[Start of section]
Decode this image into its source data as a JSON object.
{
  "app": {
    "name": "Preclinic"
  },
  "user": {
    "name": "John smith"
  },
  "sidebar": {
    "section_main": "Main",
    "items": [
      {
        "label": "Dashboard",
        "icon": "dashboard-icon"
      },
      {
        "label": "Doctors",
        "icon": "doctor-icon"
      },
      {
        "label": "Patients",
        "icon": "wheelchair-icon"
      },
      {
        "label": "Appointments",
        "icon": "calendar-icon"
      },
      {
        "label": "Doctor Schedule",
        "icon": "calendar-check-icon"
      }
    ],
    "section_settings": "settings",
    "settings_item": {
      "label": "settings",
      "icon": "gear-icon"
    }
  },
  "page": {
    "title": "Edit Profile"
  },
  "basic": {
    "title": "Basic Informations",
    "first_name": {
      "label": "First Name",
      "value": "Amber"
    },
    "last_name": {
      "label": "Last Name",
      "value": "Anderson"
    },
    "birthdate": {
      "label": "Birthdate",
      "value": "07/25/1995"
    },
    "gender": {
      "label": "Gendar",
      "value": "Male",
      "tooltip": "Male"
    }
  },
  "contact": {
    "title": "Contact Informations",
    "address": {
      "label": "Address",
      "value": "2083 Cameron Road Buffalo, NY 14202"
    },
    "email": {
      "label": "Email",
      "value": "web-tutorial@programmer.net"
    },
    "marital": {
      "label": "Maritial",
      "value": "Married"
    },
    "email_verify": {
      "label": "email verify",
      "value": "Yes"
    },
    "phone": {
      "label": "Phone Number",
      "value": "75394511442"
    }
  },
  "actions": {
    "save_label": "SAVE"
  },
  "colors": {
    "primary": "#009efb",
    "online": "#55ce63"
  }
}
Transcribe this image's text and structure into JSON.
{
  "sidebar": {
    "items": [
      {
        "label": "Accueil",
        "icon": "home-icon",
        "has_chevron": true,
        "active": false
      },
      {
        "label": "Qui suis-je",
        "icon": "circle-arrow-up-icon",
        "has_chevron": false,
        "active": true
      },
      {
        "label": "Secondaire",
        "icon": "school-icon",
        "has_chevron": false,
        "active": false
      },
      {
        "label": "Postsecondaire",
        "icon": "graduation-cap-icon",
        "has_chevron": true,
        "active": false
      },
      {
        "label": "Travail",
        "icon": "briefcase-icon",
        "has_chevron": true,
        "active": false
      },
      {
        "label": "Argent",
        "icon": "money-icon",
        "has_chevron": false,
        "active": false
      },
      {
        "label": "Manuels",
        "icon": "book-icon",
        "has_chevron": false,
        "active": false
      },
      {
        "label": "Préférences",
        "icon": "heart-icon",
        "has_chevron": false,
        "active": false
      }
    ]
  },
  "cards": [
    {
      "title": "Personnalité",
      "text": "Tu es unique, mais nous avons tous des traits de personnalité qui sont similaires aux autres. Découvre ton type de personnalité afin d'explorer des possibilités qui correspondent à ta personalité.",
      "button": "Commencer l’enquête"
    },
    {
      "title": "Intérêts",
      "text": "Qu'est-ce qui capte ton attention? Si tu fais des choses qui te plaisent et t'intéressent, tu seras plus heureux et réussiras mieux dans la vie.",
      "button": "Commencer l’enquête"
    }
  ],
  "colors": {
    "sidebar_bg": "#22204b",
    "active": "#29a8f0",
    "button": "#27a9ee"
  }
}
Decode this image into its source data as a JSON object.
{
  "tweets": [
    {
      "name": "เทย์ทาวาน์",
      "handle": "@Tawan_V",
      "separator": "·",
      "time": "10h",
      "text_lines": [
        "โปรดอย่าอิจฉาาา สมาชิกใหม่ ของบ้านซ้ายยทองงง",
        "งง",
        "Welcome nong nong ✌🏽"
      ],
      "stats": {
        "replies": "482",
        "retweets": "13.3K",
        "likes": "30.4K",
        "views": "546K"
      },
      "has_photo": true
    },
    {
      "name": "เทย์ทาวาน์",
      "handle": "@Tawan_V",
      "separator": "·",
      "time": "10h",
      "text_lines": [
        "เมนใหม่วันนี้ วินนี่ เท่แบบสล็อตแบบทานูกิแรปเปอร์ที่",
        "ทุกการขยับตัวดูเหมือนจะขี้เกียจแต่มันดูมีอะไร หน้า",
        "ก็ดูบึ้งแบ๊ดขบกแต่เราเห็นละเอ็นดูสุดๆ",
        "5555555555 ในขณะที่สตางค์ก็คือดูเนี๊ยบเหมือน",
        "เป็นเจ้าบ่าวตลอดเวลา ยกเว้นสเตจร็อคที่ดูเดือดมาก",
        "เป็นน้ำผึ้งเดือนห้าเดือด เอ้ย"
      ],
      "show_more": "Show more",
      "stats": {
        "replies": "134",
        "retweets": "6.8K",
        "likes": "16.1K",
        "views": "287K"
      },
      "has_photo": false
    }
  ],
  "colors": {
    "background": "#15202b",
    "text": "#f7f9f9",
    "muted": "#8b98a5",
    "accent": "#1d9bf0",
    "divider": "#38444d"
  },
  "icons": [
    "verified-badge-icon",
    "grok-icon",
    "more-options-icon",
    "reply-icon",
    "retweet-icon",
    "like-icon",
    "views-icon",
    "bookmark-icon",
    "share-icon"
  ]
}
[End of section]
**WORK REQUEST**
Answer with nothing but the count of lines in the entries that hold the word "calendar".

**SOLVED EXERCISE**
2